The book I bought to explain my new camera recommends that I use a UHS class 3 (UHS-3) SDHX card. When I shop online, I find cards described as "Class 10 UHS I, U3 performance." Is that the same thing?
UHS 1 writes at 10MB/sec. UHS 3 writes at 30MB/sec.
You will need the faster write speed if you are shooting high-res 4K video.
Depends on your camera, and what you’ll be doing with it. For still photos (not video), basic one-off travel snapshots, carefully composed landscapes, basics, you do not need a fast card. If you are more of the “run and gun” style (shooting lots of frames in rapid succession), your camera’s procesor might generate shots faster than they can be written to a slow card.
You may need faster cards if you do some of the following (especially if you do more than one of them at the same time):
- if you are shooting in Burst Mode
- if you are shooting large, high resolution photos in both RAW and JPG at the same time
If you have no idea what these things are then you probably will never need a very fast card.
If you will be shooting wildlife (birds in flight, an especially tricky challenge) or sports, then the above would apply.
My big camera is capable of capturing images at a truly breathtaking rate. I always shoot in RAW+JPG, and occasionally shoot burst mode for wild animals in movement (including birds). Do that for more than a few seconds, and even with the fastest (stunningly expensive) memory cards, the card can’t keep up and it buffers - do that enough in a short period of time, the buffer can become full, then it can’t/won’t take any more shots until the buffer is written. Doesn’t happen often, and it’s my own fault when it does (the fix is to restrain the photographer’s shutter finger - keep bursts short, or reduce the burst rate).
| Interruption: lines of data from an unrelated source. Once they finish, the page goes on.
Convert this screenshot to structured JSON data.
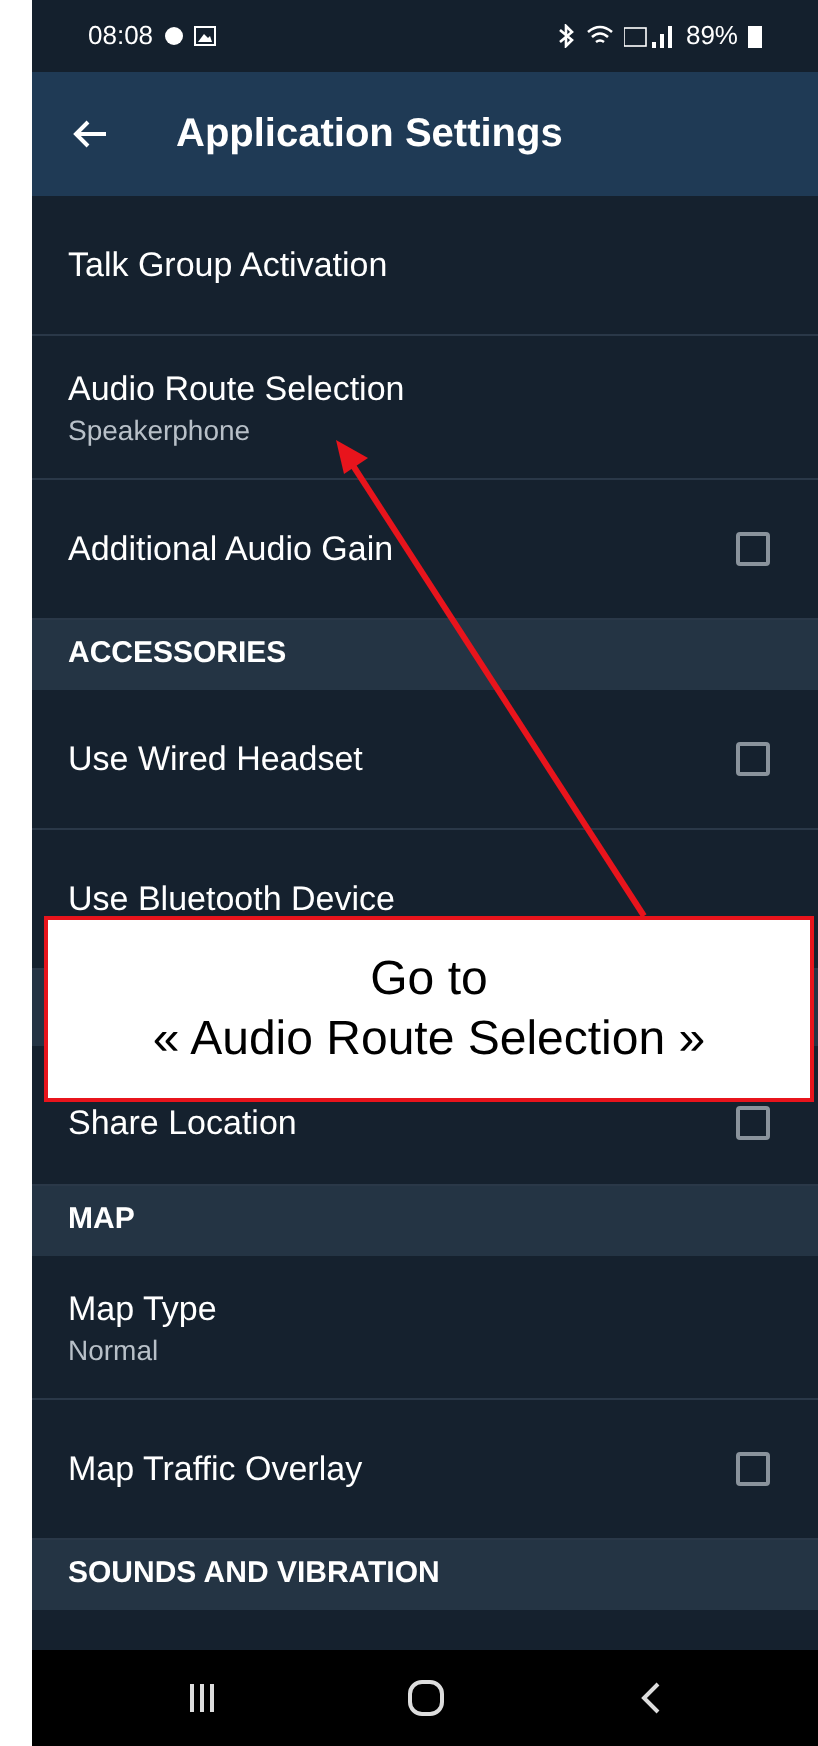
{
  "status_bar": {
    "time": "08:08",
    "battery": "89%"
  },
  "app_bar": {
    "title": "Application Settings"
  },
  "items": [
    {
      "kind": "setting",
      "label": "Talk Group Activation"
    },
    {
      "kind": "setting",
      "label": "Audio Route Selection",
      "value": "Speakerphone"
    },
    {
      "kind": "setting",
      "label": "Additional Audio Gain",
      "checked": false
    },
    {
      "kind": "header",
      "label": "ACCESSORIES"
    },
    {
      "kind": "setting",
      "label": "Use Wired Headset",
      "checked": false
    },
    {
      "kind": "setting",
      "label": "Use Bluetooth Device"
    },
    {
      "kind": "header"
    },
    {
      "kind": "setting",
      "label": "Share Location",
      "checked": false
    },
    {
      "kind": "header",
      "label": "MAP"
    },
    {
      "kind": "setting",
      "label": "Map Type",
      "value": "Normal"
    },
    {
      "kind": "setting",
      "label": "Map Traffic Overlay",
      "checked": false
    },
    {
      "kind": "header",
      "label": "SOUNDS AND VIBRATION"
    },
    {
      "kind": "partial"
    }
  ],
  "callout": {
    "lines": [
      "Go to",
      "« Audio Route Selection »"
    ]
  }
}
If the above is all just meaningless technobabble to you, stop worrying about card speeds.
Tip: test all your cards several days before you start packing for your trip. If you got the wrong kind (or if one goes bad) you’ll have time to return/replace it before heading off. Don’t waste prescious time on your trip shopping for camera stuff in a foreign land.
Thank you for these comments. However, my basic question remains. How do I make sure that the card I am buying has the UHS 3 speed class? The product descriptions I see online don't describe the cards in the way I expect.
First do you mean SDHC (high capacity) or SDXC (extra high)?
Speed is marked with a number in an open circle like a "C" 2 through 10 for high capacity or single digit number in a square "U" for the ultra high capacity category. That means you are looking or a 10 in a "C" high capacity or a 1 in a "U" ultra high capacity.
Speed Class, UHS Speed Class* and Video Speed Class*** symbols with
a number indicate minimum writing speed. This is mainly useful for
camcorders, video recorders and other devices with video recording
A 3 in a "U" mark would be a U3 speed class card.
Something like: https://www.bhphotovideo.com/c/product/1431033-REG/sandisk_sdsdxxy_064g_gn4in_extremepro_sdxc_64gb_card.html
While this card has been designed for cameras that are UHS-I / V30 /
U3 compatible, it may be used in devices that do not support UHS-I /
V30 / U3. However, bear in mind that this card will then default to
your device's speed class and bus rating, such as UHS-I and U1, which
supports minimum write speeds of 10 MB/s, or Class 10, which also
supports minimum write speeds of 10 MB/s.